  1. Educational Influence
    HEIs shape future generations, embedding sustainability into curricula and creating a culture of environmental and social awareness among students.
  2. Research and Innovation
    They are hubs for ground-breaking research, contributing to sustainable solutions in fields ranging from energy to social policy.
  3. Community Engagement
    HEIs play a role in community development, engaging in local initiatives and projects that promote sustainability. 
  4. Policy Influence
    By advising governments and organizations, these institutions help shape policies that support sustainable practices.
  5. Environmental Stewardship
    HEIs often lead by example in implementing green campus initiatives and reducing their own carbon footprint.
  6. Economic Impact
    Through sustainable practices, HEIs contribute to a more resilient and environmentally friendly economy, often encouraging entrepreneurship in sustainability-focused sectors.

Creating Sustainability Practices: A Framework for HEIs

To effectively embed sustainability in higher education, institutions must focus on creating specific practices. According to research from MDPI’s Education Sciences, there’s a need for a robust framework that equips institutions not only with academic knowledge but with the skills to tackle sustainability challenges in the real world. This framework involves:

  1. Curriculum Integration
    Incorporating sustainability concepts across all disciplines, ensuring a holistic understanding.
  2. Pedagogical Innovation
    Employing teaching methods that encourage critical thinking, problem-solving and real-world application of sustainability principles.
  3. Authentic Assessment
    Moving beyond traditional exams to assess students’ ability to apply sustainability knowledge in practical settings.
  4. Collaborative Projects
    Facilitating student involvement in sustainability projects creates teamwork and community engagement.

These steps aim to align institutions’ programs with broader sustainability goals, preparing graduates who are academically proficient and capable of making meaningful contributions to sustainable development.

University Canada West’s Sustainability Journey

The sustainability journey of University Canada West (UCW), offers an example of HEIs commitment to environmental responsibility. UCW has taken steps towards integrating sustainable practices into its daily operations and academic framework. This includes implementing eco-friendly measures across the campus to reduce waste and enhance energy efficiency, a critical step towards minimizing the university’s environmental footprint.

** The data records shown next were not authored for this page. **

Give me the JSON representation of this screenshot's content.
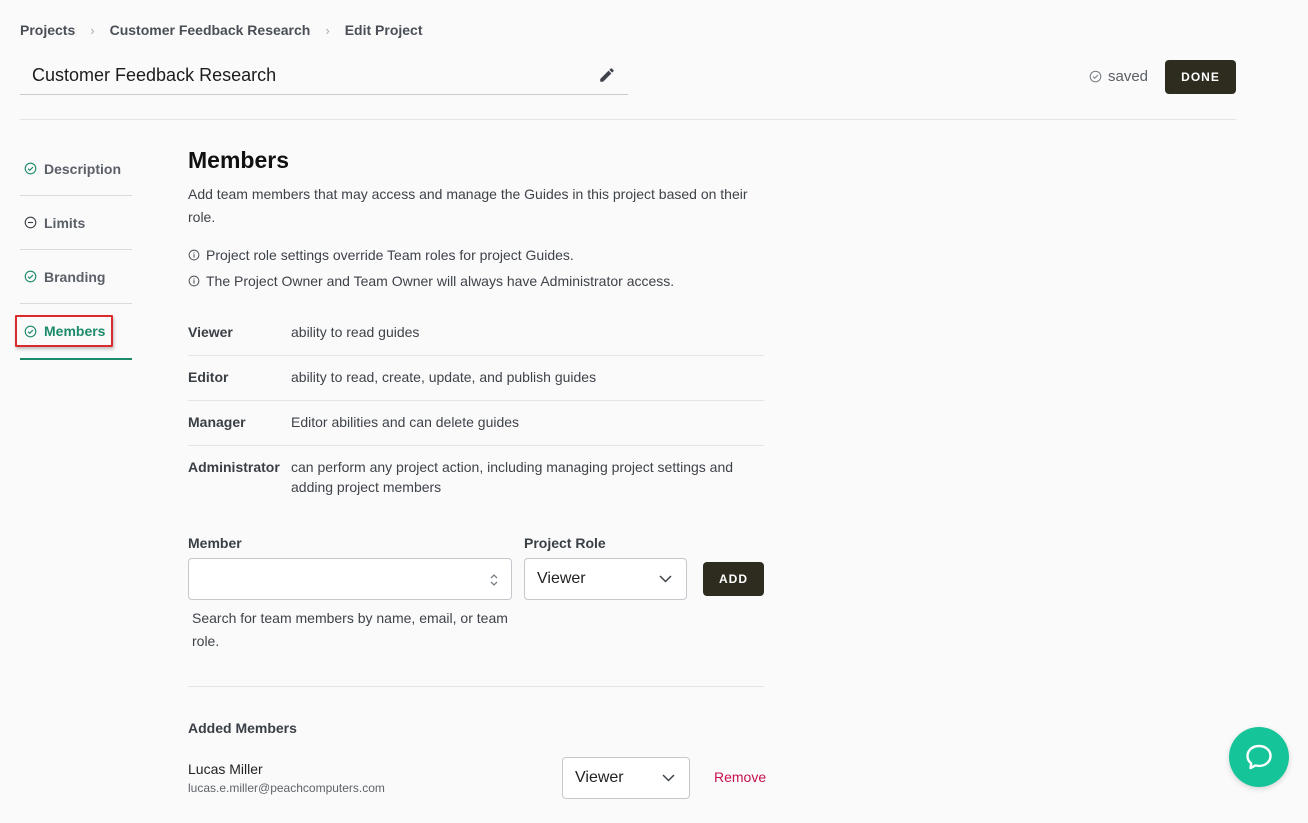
{
  "breadcrumb": {
    "items": [
      "Projects",
      "Customer Feedback Research",
      "Edit Project"
    ]
  },
  "header": {
    "project_title": "Customer Feedback Research",
    "saved_status": "saved",
    "done_label": "DONE"
  },
  "sidebar": {
    "items": [
      {
        "label": "Description",
        "status": "complete"
      },
      {
        "label": "Limits",
        "status": "partial"
      },
      {
        "label": "Branding",
        "status": "complete"
      },
      {
        "label": "Members",
        "status": "complete",
        "active": true
      }
    ]
  },
  "members": {
    "heading": "Members",
    "description": "Add team members that may access and manage the Guides in this project based on their role.",
    "notes": [
      "Project role settings override Team roles for project Guides.",
      "The Project Owner and Team Owner will always have Administrator access."
    ],
    "roles": [
      {
        "name": "Viewer",
        "description": "ability to read guides"
      },
      {
        "name": "Editor",
        "description": "ability to read, create, update, and publish guides"
      },
      {
        "name": "Manager",
        "description": "Editor abilities and can delete guides"
      },
      {
        "name": "Administrator",
        "description": "can perform any project action, including managing project settings and adding project members"
      }
    ],
    "form": {
      "member_label": "Member",
      "member_value": "",
      "role_label": "Project Role",
      "role_value": "Viewer",
      "add_label": "ADD",
      "help_text": "Search for team members by name, email, or team role."
    },
    "added": {
      "heading": "Added Members",
      "list": [
        {
          "name": "Lucas Miller",
          "email": "lucas.e.miller@peachcomputers.com",
          "role": "Viewer",
          "remove_label": "Remove"
        }
      ]
    }
  },
  "colors": {
    "accent": "#1c8a6b",
    "dark_button": "#2e2b1f",
    "remove": "#c8114b",
    "chat": "#16c49a",
    "highlight": "#d92b2b"
  }
}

UCW has also developed academic programs that deeply embed sustainability concepts, ensuring that students graduate with not only a rich academic background but also a keen awareness of sustainability issues. This educational approach prepares them to contribute meaningfully to a sustainable future.

Creating a campus culture that values sustainability encourages staff and students alike to adopt sustainable lifestyles, further amplifying the institution’s impact on promoting environmental stewardship.

Navigating Challenges and Seizing Opportunities in Sustainable Education

Integrating sustainability into higher education is a journey with challenges, yet it is also filled with opportunities. HEIs often confront logistical constraints, such as the need for significant curriculum redesign and the allocation of resources toward sustainable practices. These challenges require not just financial investment but also a cultural shift within the institution, demanding commitment from all stakeholders.

Despite these hurdles, there are immense opportunities for HEIs to emerge as leaders in sustainability. They can leverage their unique position as educational leaders and research hubs to influence both local and global sustainability practices. This includes driving innovation in sustainable technologies, shaping future leaders who are sustainability-conscious and engaging in partnerships that promote sustainable development.

The potential for HEIs to make a significant impact is clear. By overcoming challenges and embracing opportunities, these institutions can influence not only the field of education but also contribute to societal shifts toward sustainable practices.

Share our post